settrans -ca disk1 /hurd/storeio -T typed part:1:file:disk.img
/sbin/mke2fs -E root_owner=$UID:0 disk1
settrans -ca chroot-hurd-amd64 /hurd/ext2fs disk1

(here we assume that fdisk puts the partition at sector 2048, that's indeed the current default behavior)

Then run the same debootstrap command as above.

You can then make the disk bootable:

mkdir chroot-hurd-amd64/boot/grub
tee chroot-hurd-amd64/boot/grub/grub.cfg << 'EOF'
set default="0"
set timeout=5
menuentry "Debian GNU/Hurd amd64" {
        insmod ext2
        set root=(hd0,1)
        multiboot       /boot/gnumach-1.8-486.gz root=part:1:device:wd0
        module /hurd/pci-arbiter.static pci-arbiter \
                        --host-priv-port='${host-port}' --device-master-port='${device-port}' \
                        --next-task='${disk-task}' \
                        '$(pci-task=task-create)' '$(task-resume)'
        module /hurd/rumpdisk.static rumpdisk \
                        --next-task='${fs-task}' \
        module /hurd/ext2fs.static ext2fs --readonly \
                        --multiboot-command-line='${kernel-command-line}' \
                        --exec-server-task='${exec-task}' -T typed '${root}' \
        module /lib/ exec /hurd/exec '$(exec-task=task-create)'
grub-install --modules="part_msdos ext2" --boot-directory chroot-hurd-amd64/boot disk
settrans -ga chroot-hurd-amd64
settrans -ga disk
settrans -ga disk1
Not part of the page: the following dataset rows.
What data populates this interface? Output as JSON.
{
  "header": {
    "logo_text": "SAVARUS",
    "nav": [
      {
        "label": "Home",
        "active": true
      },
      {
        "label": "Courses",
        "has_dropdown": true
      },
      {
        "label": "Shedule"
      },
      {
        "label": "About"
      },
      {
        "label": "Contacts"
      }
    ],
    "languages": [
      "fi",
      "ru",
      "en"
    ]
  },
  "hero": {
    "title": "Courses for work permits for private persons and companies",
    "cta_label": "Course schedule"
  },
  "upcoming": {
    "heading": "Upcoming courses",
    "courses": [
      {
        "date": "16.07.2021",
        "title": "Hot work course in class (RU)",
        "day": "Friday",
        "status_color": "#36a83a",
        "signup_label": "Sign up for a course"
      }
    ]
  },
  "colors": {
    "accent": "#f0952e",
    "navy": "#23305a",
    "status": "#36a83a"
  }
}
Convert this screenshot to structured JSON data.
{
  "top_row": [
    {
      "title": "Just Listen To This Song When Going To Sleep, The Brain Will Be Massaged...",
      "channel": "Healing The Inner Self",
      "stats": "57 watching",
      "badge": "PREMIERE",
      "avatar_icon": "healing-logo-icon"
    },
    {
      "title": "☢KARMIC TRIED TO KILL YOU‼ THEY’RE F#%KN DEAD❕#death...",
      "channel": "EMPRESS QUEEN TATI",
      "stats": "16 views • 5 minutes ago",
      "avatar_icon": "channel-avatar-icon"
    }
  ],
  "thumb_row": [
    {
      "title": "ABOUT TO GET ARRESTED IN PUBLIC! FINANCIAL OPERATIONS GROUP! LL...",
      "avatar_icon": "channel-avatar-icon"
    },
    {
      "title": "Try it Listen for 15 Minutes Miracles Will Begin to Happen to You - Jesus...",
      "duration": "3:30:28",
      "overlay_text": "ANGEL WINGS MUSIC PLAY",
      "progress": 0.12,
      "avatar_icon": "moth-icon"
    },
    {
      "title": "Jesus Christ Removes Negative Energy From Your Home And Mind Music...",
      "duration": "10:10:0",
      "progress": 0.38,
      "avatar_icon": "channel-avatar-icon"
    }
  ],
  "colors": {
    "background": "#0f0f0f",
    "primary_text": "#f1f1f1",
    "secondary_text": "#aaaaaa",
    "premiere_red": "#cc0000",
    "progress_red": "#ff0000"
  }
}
Then boot it, and proceed like for the chroot case.

Creating a pbuilder chroot

Here is a sample /etc/pbuilderrc:

if [ -z "$LD_PRELOAD" ]; then

And this is needed until we get the aptitude package built:

sudo ln -sf pbuilder-satisfydepends-apt /usr/lib/pbuilder/pbuilder-satisfydepends

And then you can run sudo pbuilder create , sudo pbuilder login , pdebuild

Installing from the debian-ports archive

For now it's quite empty (not even gcc), but it can be debootstrapped. That will be used to build packages on the buildds.

debootstrap --foreign --verbose --arch hurd-amd64 --extra-suites=unreleased --include=debian-ports-archive-keyring --keyring=/usr/share/keyrings/debian-ports-archive-keyring.gpg sid chroot-hurd-amd64

Installing proper & more packages

The repository is only for bootstraping the distribution. Proper packages are getting uploaded on the usual mirror:

deb sid main deb unreleased main

Installing a 64bit system

In principle crosshurd should be working, one however should add this source to get more packages for now:

deb unstable

into /etc/crosshurd/sources.list/gnu